What is required: Look for "subtitle" in the records and copy every line that has it.

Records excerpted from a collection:
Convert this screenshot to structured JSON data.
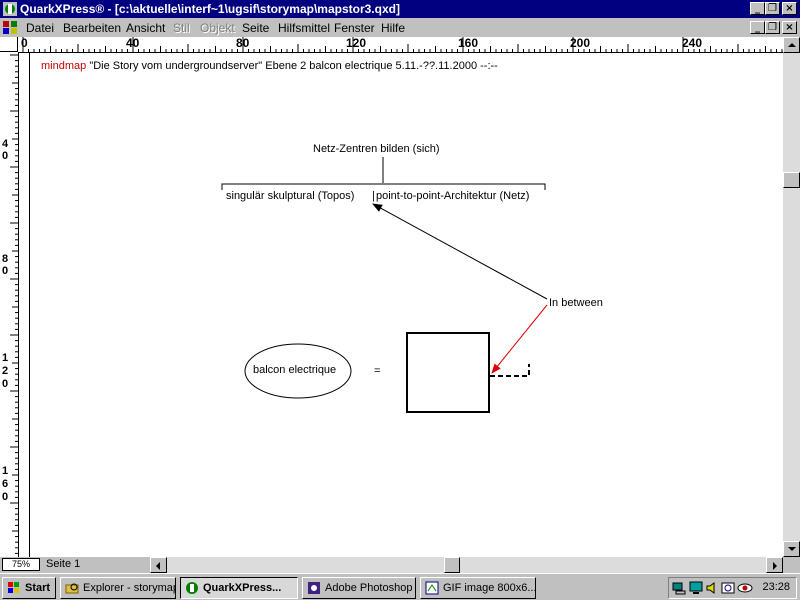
{
  "window": {
    "title": "QuarkXPress® - [c:\\aktuelle\\interf~1\\ugsif\\storymap\\mapstor3.qxd]"
  },
  "menu": {
    "items": [
      {
        "label": "Datei",
        "enabled": true
      },
      {
        "label": "Bearbeiten",
        "enabled": true
      },
      {
        "label": "Ansicht",
        "enabled": true
      },
      {
        "label": "Stil",
        "enabled": false
      },
      {
        "label": "Objekt",
        "enabled": false
      },
      {
        "label": "Seite",
        "enabled": true
      },
      {
        "label": "Hilfsmittel",
        "enabled": true
      },
      {
        "label": "Fenster",
        "enabled": true
      },
      {
        "label": "Hilfe",
        "enabled": true
      }
    ]
  },
  "ruler": {
    "top_labels": [
      "0",
      "40",
      "80",
      "120",
      "160",
      "200",
      "240"
    ],
    "left_labels": [
      [
        "4",
        "0"
      ],
      [
        "8",
        "0"
      ],
      [
        "1",
        "2",
        "0"
      ],
      [
        "1",
        "6",
        "0"
      ]
    ]
  },
  "document": {
    "header_keyword": "mindmap",
    "header_text": "\"Die Story vom undergroundserver\" Ebene 2 balcon electrique  5.11.-??.11.2000 --:--",
    "node_top": "Netz-Zentren bilden (sich)",
    "node_left": "singulär skulptural (Topos)",
    "node_right": "point-to-point-Architektur (Netz)",
    "node_between": "In between",
    "node_ellipse": "balcon electrique",
    "equals": "=",
    "colors": {
      "header_keyword": "#c00000",
      "arrow_red": "#e00000"
    }
  },
  "statusbar": {
    "zoom": "75%",
    "page": "Seite 1"
  },
  "taskbar": {
    "start": "Start",
    "tasks": [
      {
        "label": "Explorer - storymap",
        "active": false
      },
      {
        "label": "QuarkXPress...",
        "active": true
      },
      {
        "label": "Adobe Photoshop",
        "active": false
      },
      {
        "label": "GIF image 800x6...",
        "active": false
      }
    ],
    "clock": "23:28"
  }
}
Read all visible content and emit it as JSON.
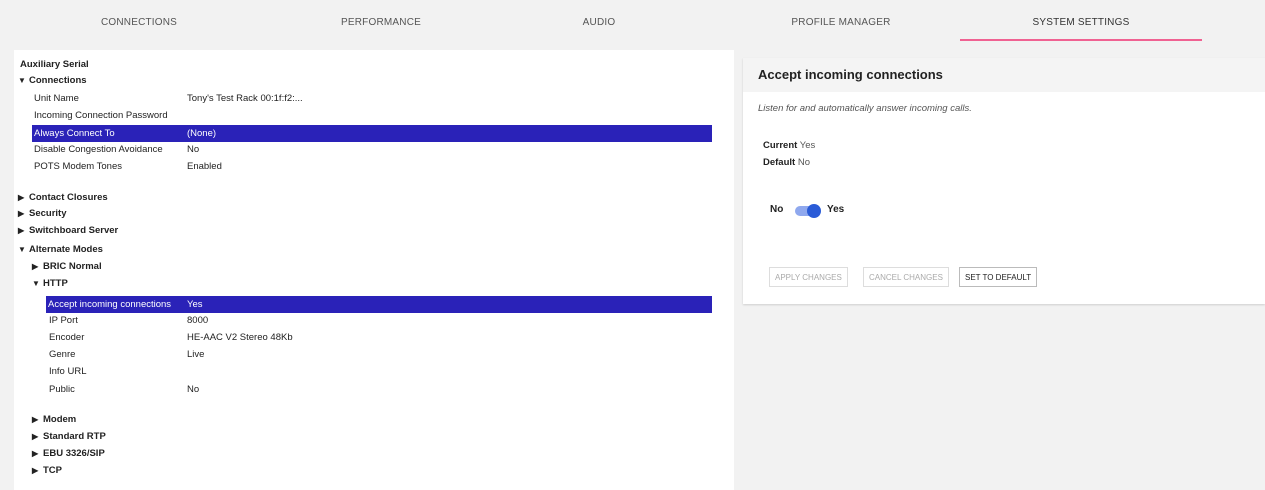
{
  "tabs": [
    {
      "label": "CONNECTIONS",
      "active": false
    },
    {
      "label": "PERFORMANCE",
      "active": false
    },
    {
      "label": "AUDIO",
      "active": false
    },
    {
      "label": "PROFILE MANAGER",
      "active": false
    },
    {
      "label": "SYSTEM SETTINGS",
      "active": true
    }
  ],
  "accent_color": "#f06292",
  "selection_color": "#2a22b8",
  "tree": {
    "title": "Auxiliary Serial",
    "connections": {
      "label": "Connections",
      "items": [
        {
          "label": "Unit Name",
          "value": "Tony's Test Rack 00:1f:f2:..."
        },
        {
          "label": "Incoming Connection Password",
          "value": ""
        },
        {
          "label": "Always Connect To",
          "value": "(None)"
        },
        {
          "label": "Disable Congestion Avoidance",
          "value": "No"
        },
        {
          "label": "POTS Modem Tones",
          "value": "Enabled"
        }
      ]
    },
    "contact_closures": "Contact Closures",
    "security": "Security",
    "switchboard_server": "Switchboard Server",
    "alternate_modes": {
      "label": "Alternate Modes",
      "bric_normal": "BRIC Normal",
      "http": {
        "label": "HTTP",
        "items": [
          {
            "label": "Accept incoming connections",
            "value": "Yes"
          },
          {
            "label": "IP Port",
            "value": "8000"
          },
          {
            "label": "Encoder",
            "value": "HE-AAC V2 Stereo 48Kb"
          },
          {
            "label": "Genre",
            "value": "Live"
          },
          {
            "label": "Info URL",
            "value": ""
          },
          {
            "label": "Public",
            "value": "No"
          }
        ]
      },
      "modem": "Modem",
      "standard_rtp": "Standard RTP",
      "ebu": "EBU 3326/SIP",
      "tcp": "TCP"
    }
  },
  "detail": {
    "title": "Accept incoming connections",
    "description": "Listen for and automatically answer incoming calls.",
    "current_label": "Current",
    "current_value": "Yes",
    "default_label": "Default",
    "default_value": "No",
    "toggle_off_label": "No",
    "toggle_on_label": "Yes",
    "toggle_on": true,
    "buttons": {
      "apply": "APPLY CHANGES",
      "cancel": "CANCEL CHANGES",
      "set_default": "SET TO DEFAULT"
    }
  }
}
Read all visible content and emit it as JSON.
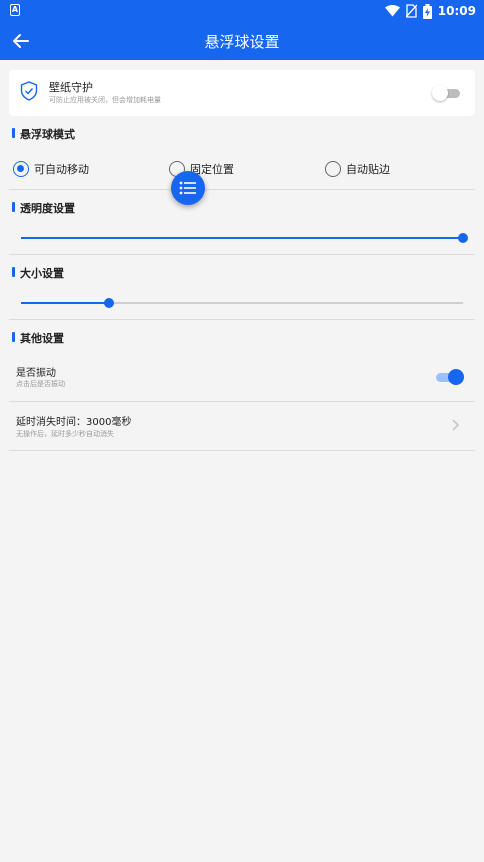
{
  "statusbar": {
    "app_badge": "A",
    "time": "10:09"
  },
  "appbar": {
    "title": "悬浮球设置"
  },
  "wallpaper_guard": {
    "title": "壁纸守护",
    "subtitle": "可防止应用被关闭，但会增加耗电量",
    "enabled": false
  },
  "mode_section": {
    "title": "悬浮球模式",
    "options": [
      {
        "label": "可自动移动",
        "selected": true
      },
      {
        "label": "固定位置",
        "selected": false
      },
      {
        "label": "自动贴边",
        "selected": false
      }
    ]
  },
  "opacity_section": {
    "title": "透明度设置",
    "value_fraction": 1.0
  },
  "size_section": {
    "title": "大小设置",
    "value_fraction": 0.2
  },
  "other_section": {
    "title": "其他设置",
    "vibrate": {
      "title": "是否振动",
      "subtitle": "点击后是否振动",
      "enabled": true
    },
    "delay": {
      "title": "延时消失时间：3000毫秒",
      "subtitle": "无操作后，延时多少秒自动消失"
    }
  },
  "colors": {
    "accent": "#1766f0",
    "background": "#f4f4f4"
  },
  "icons": [
    "app-badge-icon",
    "wifi-icon",
    "no-sim-icon",
    "battery-charging-icon",
    "back-arrow-icon",
    "shield-check-icon",
    "chevron-right-icon",
    "list-icon"
  ]
}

Solution to this problem:
    "subtitle": "可防止应用被关闭，但会增加耗电量",
      "subtitle": "点击后是否振动",
      "subtitle": "无操作后，延时多少秒自动消失"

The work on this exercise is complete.